Knighton (Welsh: Tref-y-clawdd; pronunciation [treve klau] or Trefyclo) is a small market town and community situated in Powys, Wales, within the historic county boundaries of Radnorshire.

Lying on the River Teme, the town straddles the English-Welsh border; Knighton railway station, as well as a small part of the town is located in Shropshire, England.

The name Knighton probably derives from the Old English words cniht and tūn meaning, respectively, "... a soldier, personal follower, young man, servant, thane, freeman and farm, settlement, homestead. This implies that the settlement was perhaps founded as the result of a grant of land to freemen. By contrast the Welsh name (Tref-y-Clawdd) is more straightforward and translates simply as the town on the dyke. Inhabitants are Knightonians, 'Knightoners'. Knighton's earliest history is obscure but there are local clues: Caer Caradoc (an Iron Age hillfort associated with Caradoc or Caractacus) is just 2 miles away.

Watling Street, a Roman road, passes a few miles to the east and any settlements around the Knighton area would have been part of the ancient Celtic kingdom of Cornovii.

Knighton is known for a well preserved section of Offa's Dyke an earthwork that runs north-south along the English/Welsh border from Basingwerk near Holywell to Oswestry.

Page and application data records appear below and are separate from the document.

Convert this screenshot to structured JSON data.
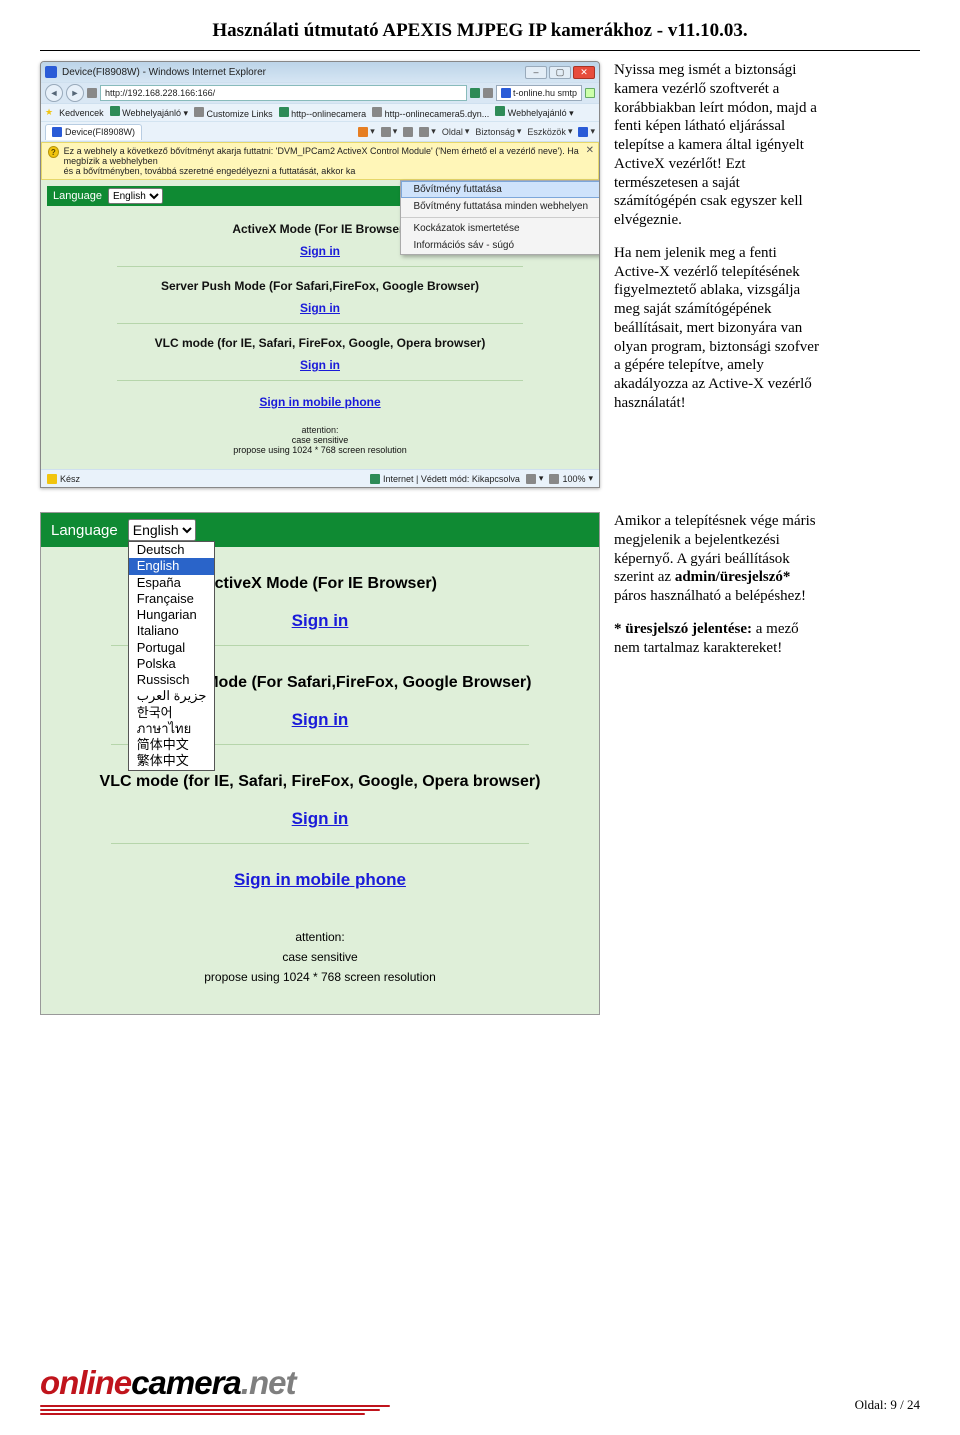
{
  "header": "Használati útmutató APEXIS MJPEG IP kamerákhoz - v11.10.03.",
  "ie": {
    "title": "Device(FI8908W) - Windows Internet Explorer",
    "url": "http://192.168.228.166:166/",
    "search_hint": "t-online.hu smtp",
    "fav_label": "Kedvencek",
    "fav_items": [
      "Webhelyajánló",
      "Customize Links",
      "http--onlinecamera",
      "http--onlinecamera5.dyn...",
      "Webhelyajánló"
    ],
    "tab": "Device(FI8908W)",
    "tools": {
      "page": "Oldal",
      "safety": "Biztonság",
      "tools": "Eszközök"
    },
    "infobar_line1": "Ez a webhely a következő bővítményt akarja futtatni: 'DVM_IPCam2 ActiveX Control Module' ('Nem érhető el a vezérlő neve'). Ha megbízik a webhelyben",
    "infobar_line2": "és a bővítményben, továbbá szeretné engedélyezni a futtatását, akkor ka",
    "ctx": {
      "i1": "Bővítmény futtatása",
      "i2": "Bővítmény futtatása minden webhelyen",
      "i3": "Kockázatok ismertetése",
      "i4": "Információs sáv - súgó"
    },
    "status_ready": "Kész",
    "status_zone": "Internet | Védett mód: Kikapcsolva",
    "status_zoom": "100%"
  },
  "cam": {
    "lang_label": "Language",
    "lang_value": "English",
    "s1": "ActiveX Mode (For IE Browser)",
    "s2": "Server Push Mode (For Safari,FireFox, Google Browser)",
    "s3": "VLC mode (for IE, Safari, FireFox, Google, Opera browser)",
    "signin": "Sign in",
    "signin_mobile": "Sign in mobile phone",
    "attn": "attention:",
    "sub1": "case sensitive",
    "sub2": "propose using 1024 * 768 screen resolution"
  },
  "para1": {
    "p1": "Nyissa meg ismét a biztonsági kamera vezérlő szoftverét a korábbiakban leírt módon, majd a fenti képen látható eljárással telepítse a kamera által igényelt ActiveX vezérlőt! Ezt természetesen a saját számítógépén csak egyszer kell elvégeznie.",
    "p2": "Ha nem jelenik meg a fenti Active-X vezérlő telepítésének figyelmeztető ablaka, vizsgálja meg saját számítógépének beállításait, mert bizonyára van olyan program, biztonsági szofver a gépére telepítve, amely akadályozza az Active-X vezérlő használatát!"
  },
  "shot2": {
    "langs": [
      "Deutsch",
      "English",
      "España",
      "Française",
      "Hungarian",
      "Italiano",
      "Portugal",
      "Polska",
      "Russisch",
      "جزيرة العرب",
      "한국어",
      "ภาษาไทย",
      "简体中文",
      "繁体中文"
    ],
    "s2_short": "n Mode (For Safari,FireFox, Google Browser)"
  },
  "para2": {
    "p1a": "Amikor a telepítésnek vége máris megjelenik a bejelentkezési képernyő. A gyári beállítások szerint az ",
    "p1b": "admin/üresjelszó*",
    "p1c": " páros használható a belépéshez!",
    "p2a": "* üresjelszó jelentése:",
    "p2b": " a mező nem tartalmaz karaktereket!"
  },
  "footer": {
    "logo1": "online",
    "logo2": "camera",
    "logo3": ".net",
    "page": "Oldal: 9 / 24"
  }
}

The Offa's Dyke Centre is just a short walk away from the George and Dragon Inn.

(Source: wikipedia)